At the end of 1988, Zaire's debt was estimated at US$7 billion (excluding what was owed to the IMF). Unlike many other debtor nations, most of Zaire's debt was owed to bilateral government creditors; multilateral institutions accounted for only 14 percent and commercial banks for only 6 percent. Mobutu and his government regularly pointed to this fact when seeking debt forgiveness or other relief. Without debt rescheduling, Zaire would have had a 50 percent to 60 percent debt-service ratio. However, debt reschedulings reduced debt-service payments, resulting in an actual debt-service ratio of between 12 percent and 19 percent. This ratio fell to 7.3 percent in 1988 because Zaire stopped most debt-service payments to bilateral creditors in May and accumulated substantial arrears. Zaire's debt was again rescheduled in June 1989. Altogether, there had been sixteen multilateral debt reschedulings since 1975, more than for any other African nation. Zaire regularly threatened to suspend debt-service payments but invariably resumed payments in the context of renewed reform efforts and rescheduling.

The local currency cost of external debt-service payments increased substantially with the depreciation of the zaire. Payments of external debt service amounted to 11 percent of total government expenditures in 1988 and were thought likely to account for 23 percent of government expenditures in 1989.

In 1989 foreign debt was US$9.2 billion. Zaire's total foreign debt in 1990 amounted to US$10.1 billion, with the external debtservice ratio at 15.4 percent. By the year's end, all of Zaire's main bilateral and multilateral lending partners had frozen their financial aid programs as Zaire's political and economic situation deteriorated (and specifically as a direct result of the killing of student demonstrators at the University of Lubumbashi in May 1990. (The World Bank did, however, continue to make disbursements to Zaire so long as Zaire kept up debt-service payments.) In 1991 Zaire's external debt stood at US$10.7 billion, including US$9.1 billion in long-term public debt. In 1992 Zaire virtually ended all payments on its foreign debt, paying only US$79 million of the more than US$3.4 billion due.
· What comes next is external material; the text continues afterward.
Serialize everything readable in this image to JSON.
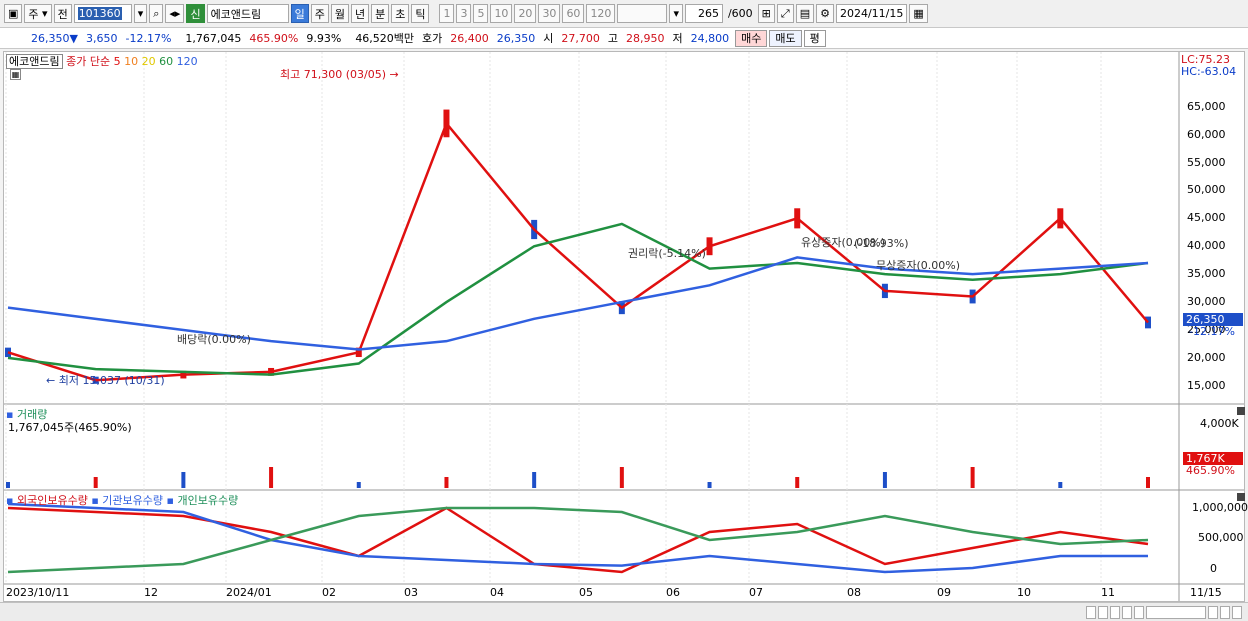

In February 1992, the IMF issued a Declaration of Noncooperation with Zaire, signaling that Zaire's arrears had made it ineligible for further borrowing. In July 1993, the World Bank froze all disbursements to Zaire because of arrears on debt-service payments to the bank. Previously Zaire had kept up with debtservice payments to the World Bank, which had as a result not cut off financial flows to Zaire. Moreover, it appeared that so long as President Mobutu remains in power, the country's lending partners are unlikely to agree to reschedule or cancel its debts, as analysts argue that debt cancellation will encourage bad economic practices from the past.

Data as of December 1993